### Exercise instructions
Line by line, output everything from the one that contains "Convert this screenshot" through the end of the material below, exactly as written and with no pictures.

### Extracted material
----------

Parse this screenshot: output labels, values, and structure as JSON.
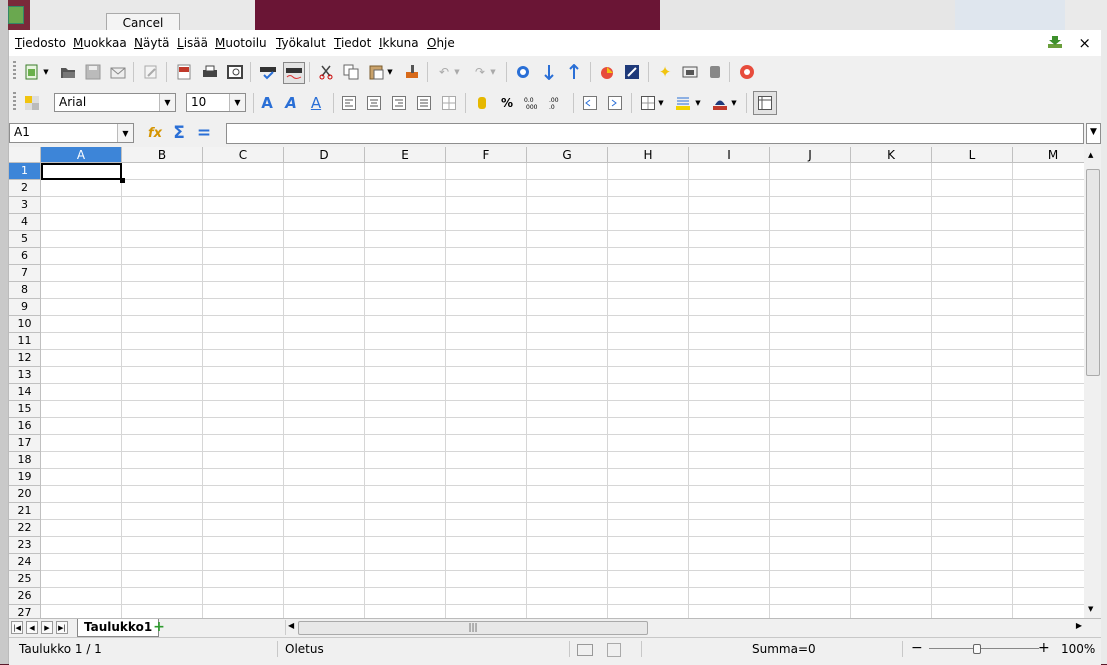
{
  "background": {
    "dialog_cancel_label": "Cancel"
  },
  "menubar": {
    "items": [
      "Tiedosto",
      "Muokkaa",
      "Näytä",
      "Lisää",
      "Muotoilu",
      "Työkalut",
      "Tiedot",
      "Ikkuna",
      "Ohje"
    ],
    "close_glyph": "×"
  },
  "standard_toolbar": {
    "icons": [
      "new-document-icon",
      "open-icon",
      "save-icon",
      "email-icon",
      "edit-file-icon",
      "export-pdf-icon",
      "print-icon",
      "print-preview-icon",
      "spellcheck-icon",
      "autospell-icon",
      "cut-icon",
      "copy-icon",
      "paste-icon",
      "clone-formatting-icon",
      "undo-icon",
      "redo-icon",
      "navigator-icon",
      "sort-ascending-icon",
      "sort-descending-icon",
      "insert-chart-icon",
      "draw-functions-icon",
      "gallery-icon",
      "datasources-icon",
      "help-icon"
    ]
  },
  "format_toolbar": {
    "font_name": "Arial",
    "font_size": "10",
    "percent_glyph": "%"
  },
  "formula_bar": {
    "name_box": "A1",
    "formula_value": "",
    "sum_glyph": "Σ",
    "equals_glyph": "="
  },
  "grid": {
    "columns": [
      "A",
      "B",
      "C",
      "D",
      "E",
      "F",
      "G",
      "H",
      "I",
      "J",
      "K",
      "L",
      "M"
    ],
    "rows": [
      "1",
      "2",
      "3",
      "4",
      "5",
      "6",
      "7",
      "8",
      "9",
      "10",
      "11",
      "12",
      "13",
      "14",
      "15",
      "16",
      "17",
      "18",
      "19",
      "20",
      "21",
      "22",
      "23",
      "24",
      "25",
      "26",
      "27"
    ],
    "selected_cell": "A1"
  },
  "sheet_tabs": {
    "tabs": [
      "Taulukko1"
    ],
    "add_glyph": "+"
  },
  "statusbar": {
    "sheet_info": "Taulukko 1 / 1",
    "page_style": "Oletus",
    "sum_text": "Summa=0",
    "zoom_minus": "−",
    "zoom_plus": "+",
    "zoom": "100%"
  }
}
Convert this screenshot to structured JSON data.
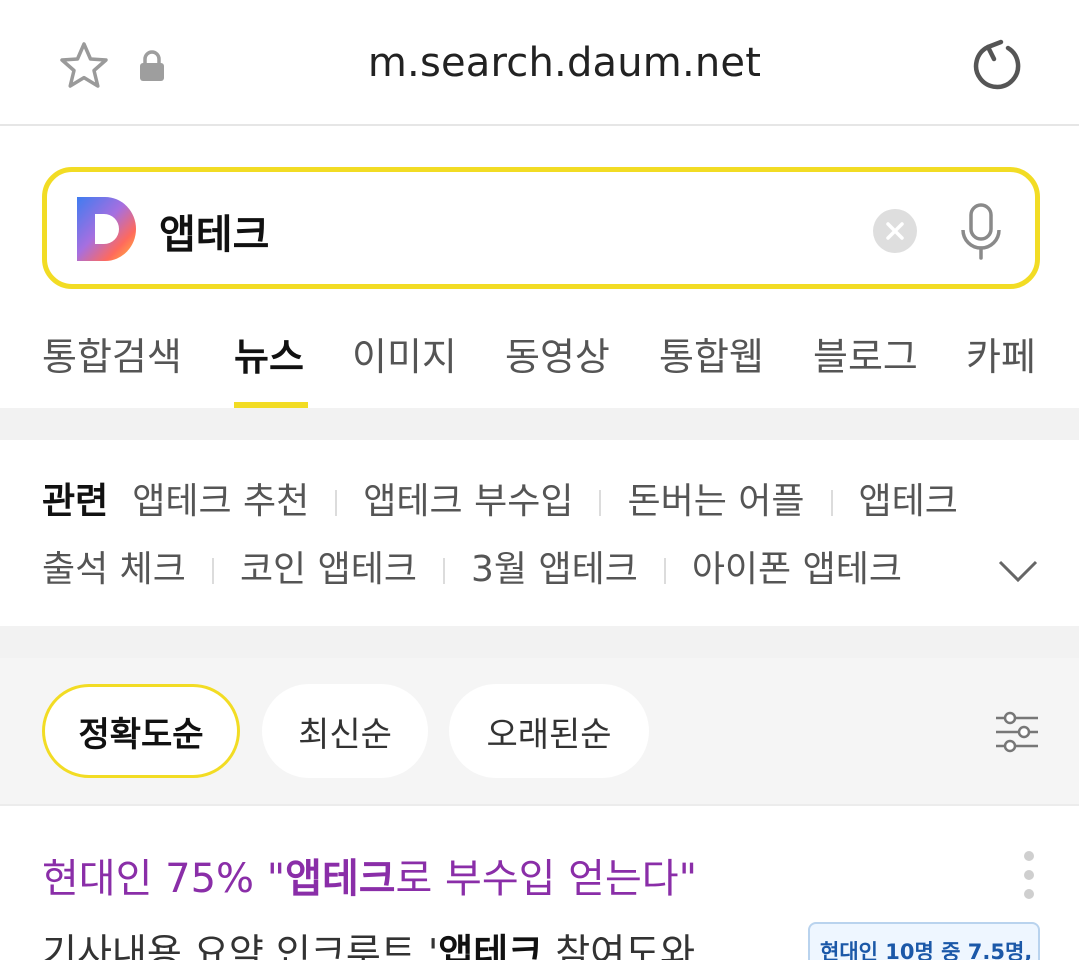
{
  "browser": {
    "url": "m.search.daum.net"
  },
  "search": {
    "query": "앱테크",
    "logo_letter": "D"
  },
  "tabs": [
    {
      "label": "통합검색",
      "active": false
    },
    {
      "label": "뉴스",
      "active": true
    },
    {
      "label": "이미지",
      "active": false
    },
    {
      "label": "동영상",
      "active": false
    },
    {
      "label": "통합웹",
      "active": false
    },
    {
      "label": "블로그",
      "active": false
    },
    {
      "label": "카페",
      "active": false
    }
  ],
  "related": {
    "heading": "관련",
    "items": [
      "앱테크 추천",
      "앱테크 부수입",
      "돈버는 어플",
      "앱테크",
      "출석 체크",
      "코인 앱테크",
      "3월 앱테크",
      "아이폰 앱테크"
    ]
  },
  "sort": {
    "options": [
      "정확도순",
      "최신순",
      "오래된순"
    ],
    "selected": "정확도순"
  },
  "article": {
    "title_pre": "현대인 75% \"",
    "title_highlight": "앱테크",
    "title_post": "로 부수입 얻는다\"",
    "snippet_pre": "기사내용 요약 인크루트 '",
    "snippet_highlight": "앱테크",
    "snippet_post": " 참여도와",
    "thumbnail_text": "현대인 10명 중 7.5명,"
  },
  "colors": {
    "accent_yellow": "#f2dc24",
    "title_purple": "#8a2ea8",
    "section_gray": "#f2f2f2"
  }
}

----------

### Exercise result
Convert this screenshot to structured JSON data.
{
  "browser": {
    "url": "m.search.daum.net"
  },
  "search": {
    "query": "앱테크",
    "logo_letter": "D"
  },
  "tabs": [
    {
      "label": "통합검색",
      "active": false
    },
    {
      "label": "뉴스",
      "active": true
    },
    {
      "label": "이미지",
      "active": false
    },
    {
      "label": "동영상",
      "active": false
    },
    {
      "label": "통합웹",
      "active": false
    },
    {
      "label": "블로그",
      "active": false
    },
    {
      "label": "카페",
      "active": false
    }
  ],
  "related": {
    "heading": "관련",
    "items": [
      "앱테크 추천",
      "앱테크 부수입",
      "돈버는 어플",
      "앱테크",
      "출석 체크",
      "코인 앱테크",
      "3월 앱테크",
      "아이폰 앱테크"
    ]
  },
  "sort": {
    "options": [
      "정확도순",
      "최신순",
      "오래된순"
    ],
    "selected": "정확도순"
  },
  "article": {
    "title_pre": "현대인 75% \"",
    "title_highlight": "앱테크",
    "title_post": "로 부수입 얻는다\"",
    "snippet_pre": "기사내용 요약 인크루트 '",
    "snippet_highlight": "앱테크",
    "snippet_post": " 참여도와",
    "thumbnail_text": "현대인 10명 중 7.5명,"
  },
  "colors": {
    "accent_yellow": "#f2dc24",
    "title_purple": "#8a2ea8",
    "section_gray": "#f2f2f2"
  }
}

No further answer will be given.